Time for a new Bretton Woods

US Treasury Secretary last week linked trade to values and called for a new Bretton Woods in the article attached below. Post World War 1, “Europe had been pulled apart, a decade of easy monetary policy up to 1929 had been unable to paper over major political and economic changes that had created huge rifts in societies. Labor markets and family structures were changing. A pandemic, inflation, then economic depression, deflation and trade wars had left the continent economically wrecked.”

What was the original Bretton Woods agreement? Bretton Woods agreement established the rules for monetary management for commercial and financial relations in largely what is called the G7 nations. It was an obligation to adopt a monetary policy to fix external exchange rates by tying its currency to gold and to prevent competitive devaluation of currencies. It established the International Monetary Fund to bridge temporary imbalances of payments. The US held two-thirds of the worlds gold and fixed the value of the US Dollar tied to the anchor of gold convertibility. The other currencies then pegged their value to the US Dollar and the mechanism for stable foreign currency rates became operational in 1945.

In 1971 the US terminated convertibility of the US dollar to gold and making the dollar a fiat currency. Currencies became free floating and some countries pegged their currency to a basket of currencies. Since then countries have again resorted to monetary devaluations to pump their economies, printed large amounts of fiat currencies, engaged in quantitative easing policies, loaded central bank balance sheets with debt in an attempt to revive the economy and sustain employment.
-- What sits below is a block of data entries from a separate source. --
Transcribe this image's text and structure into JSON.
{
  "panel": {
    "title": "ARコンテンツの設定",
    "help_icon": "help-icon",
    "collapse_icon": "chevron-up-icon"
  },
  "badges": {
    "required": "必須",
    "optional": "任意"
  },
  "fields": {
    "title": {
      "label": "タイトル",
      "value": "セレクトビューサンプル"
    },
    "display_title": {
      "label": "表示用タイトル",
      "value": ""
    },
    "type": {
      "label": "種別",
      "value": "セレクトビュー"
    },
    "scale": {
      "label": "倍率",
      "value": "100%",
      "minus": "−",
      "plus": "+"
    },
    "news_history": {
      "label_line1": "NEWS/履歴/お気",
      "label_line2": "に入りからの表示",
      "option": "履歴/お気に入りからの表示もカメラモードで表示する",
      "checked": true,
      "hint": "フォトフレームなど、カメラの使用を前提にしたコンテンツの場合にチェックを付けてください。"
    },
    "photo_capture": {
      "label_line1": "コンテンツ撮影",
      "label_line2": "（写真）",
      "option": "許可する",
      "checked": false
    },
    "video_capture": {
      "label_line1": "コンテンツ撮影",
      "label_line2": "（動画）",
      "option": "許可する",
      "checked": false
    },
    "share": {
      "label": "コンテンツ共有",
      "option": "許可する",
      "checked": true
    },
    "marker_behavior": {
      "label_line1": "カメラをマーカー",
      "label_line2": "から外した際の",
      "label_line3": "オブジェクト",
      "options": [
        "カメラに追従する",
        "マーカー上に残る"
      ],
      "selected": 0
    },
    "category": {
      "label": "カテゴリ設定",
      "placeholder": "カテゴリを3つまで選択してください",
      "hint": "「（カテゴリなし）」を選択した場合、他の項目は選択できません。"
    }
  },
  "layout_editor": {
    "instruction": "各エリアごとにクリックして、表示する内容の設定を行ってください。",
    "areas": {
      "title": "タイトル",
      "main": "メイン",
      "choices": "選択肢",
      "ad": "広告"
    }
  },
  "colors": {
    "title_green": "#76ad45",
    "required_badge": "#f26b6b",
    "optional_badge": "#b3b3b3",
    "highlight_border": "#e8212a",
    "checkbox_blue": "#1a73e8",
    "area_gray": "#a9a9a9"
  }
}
However, the actual impact of these policies has not matched the intent for the most part. while unemployment has declined, asset price bubbles have grown, debt bubbles have grown while inflation has also grown. The Bretton Woods system did not allow for countries to print money blindly as money creation was tied to gold, a limited resource. Another key legislation in the US called the Glass Steagall act was enacted in 1933 which essentially prevented proprietary trading by banks and segregated commercial banking from retail banking. This key legislation was terminated in 1999 which then allowed investment banks and retail banking to once again speculate in the financial markets and some blame the elimination of the Glass Steagall act as a primary reason for the 2008 financial crisis.

Gold is now at an all time high with current market prices hovering around USD 1,950 per ounce. With the advent of crypto currency like Bitcoin, which many believe is the alternative to holding gold, is currently trading at USD 41,336 but is extremely speculative and volatile with prices touching almost USD 60,000 at one point. There are some similarities between gold and bitcoin where only a limited amount of bitcoins can be minted which makes it a strong contented for an anchor to fiat currencies, just like gold was between 1945-1971 period. But the problem with crypto currencies in its digital format is that crypto assets can be hacked and stolen, and they are used also popular to hide illicit wealth generated from illegal activities.

While the US Dollar still retains its global dominance, Treasury Secretary speaks of a bi-polar world with China, Russia with its petrodollars and a few other renegade countries attempting to build their own financial muscle and currency. The world would split and would need to choose one over the other which makes global trade difficult.

What would the new Bretton Woods look like?